Germany, which is now helping to train Iraqi police and is a leading contributor to the international peacekeeping force in Afghanistan, also strongly rejected the truce offer. "Any attempt to split Europe will fail," said German Chancellor Gerhard Schroeder.
A German government spokesman said: "There can be no negotiations with terrorists and serious criminals like Osama bin Laden. The international community must pursue the fight against international terrorism together. Germany will continue to make its contribution."
Hans-Joachim Schmidt, a senior research associate at the Peace Research Institute Frankfurt, said the offer was unlikely to affect German policy. "We are part of the NATO mission" in Afghanistan, Schmidt said. "This cannot work for the German government." Some Europeans, he said, believe that countries that refused to provide troops for the Iraq war have bought themselves protection from al-Qaeda attack.
Poland also dismissed the offer. Polish Foreign Minister, Wlodzimierz Cimoszewicz said: "Look, one has to treat such claims, proposals by al Queda, with the contempt which they deserve. This is a murderous organisation which seeks impossible objectives by the most violent of means and has said in terms that whilst we love life, they love death. I am afraid that it is yet another bare-faced attempt to divide the international community. It cannot and will not succeed, because everybody knows that there is only one side on which the international community can be in the fight against terrorism."
American Secretary of State Colin Powell said he was pleased by the "very direct and clear reaction,” and that Europeans are saying they "will not be terrorized by these terrorists." "You can't make a deal with somebody like bin Laden," Powell said. "How can you make a deal with a terrorist?"
"I think that the international community realizes that they cannot give in to these kinds of threats," Secretary of State Powell told reporters in Washington. "I hope this will strengthen our determination to deal with terrorism and especially to do everything we can to bring Osama bin Laden to justice."
White House spokesman Scott McClellan said the tape is "a clear reminder we are still at war." "This is a clear reminder terrorists will use any excuse to carry out evil attacks on innocent human beings," said McClellan.
Bin Laden completely miscalculated what would happen when he attacked America directly on September 11, 2001. Instead of forcing the US into self-doubt, it united and mobilized America which then brought al-Qaeda to its knees.
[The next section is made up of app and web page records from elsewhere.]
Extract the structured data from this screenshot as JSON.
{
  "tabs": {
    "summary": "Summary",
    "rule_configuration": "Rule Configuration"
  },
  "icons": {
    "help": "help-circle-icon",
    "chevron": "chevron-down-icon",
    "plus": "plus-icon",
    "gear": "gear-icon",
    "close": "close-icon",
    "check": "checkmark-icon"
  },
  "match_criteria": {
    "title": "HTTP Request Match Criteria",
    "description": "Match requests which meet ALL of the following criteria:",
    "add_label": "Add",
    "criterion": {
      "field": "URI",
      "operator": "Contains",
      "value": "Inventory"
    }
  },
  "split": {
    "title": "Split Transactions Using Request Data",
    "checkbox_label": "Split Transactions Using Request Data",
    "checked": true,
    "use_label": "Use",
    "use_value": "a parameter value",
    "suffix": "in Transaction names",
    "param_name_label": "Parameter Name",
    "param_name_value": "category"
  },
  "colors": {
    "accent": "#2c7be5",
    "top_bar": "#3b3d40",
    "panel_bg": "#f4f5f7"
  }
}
At this point, a full two thirds of the leadership of al-Qaeda have been captured or killed. Khalid Sheykh Mohammad, one of al-Qaeda's leaders was captured in Pakistan and is now providing the US with invaluable information on al-Qaeda.
It should also be noted that Osama bin Laden's purported truce proposal to Europe was a unilateral offer that was not open to negotiation, the leader of the radical Islamic group al-Mouhadjiroun said in remarks published on 16 April in Portugal.
"The message is from bin Laden himself, this I can confirm with total certainty," Omar Bakri Mohammed, who is suspected of having links with Abu Qatada, an alleged al-Qaeda leader in Europe, told the Publico newspaper.
"But it is in no way a proposal for dialogue. Al-Qaeda does not negotiate with states. It is a unilateral offer," the controversial London-based figure added.
Asked if al-Qaeda representatives would ever sit down with representatives of European or other Western nations to negotiate an end to the organization’s extremist activities, Bakri said: "That would never be possible."
"Al-Qaeda does not negotiate with governments. It is merely a self-defense group. It spreads terror in response to the terror of the West against Muslims. That is its language, its dialogue."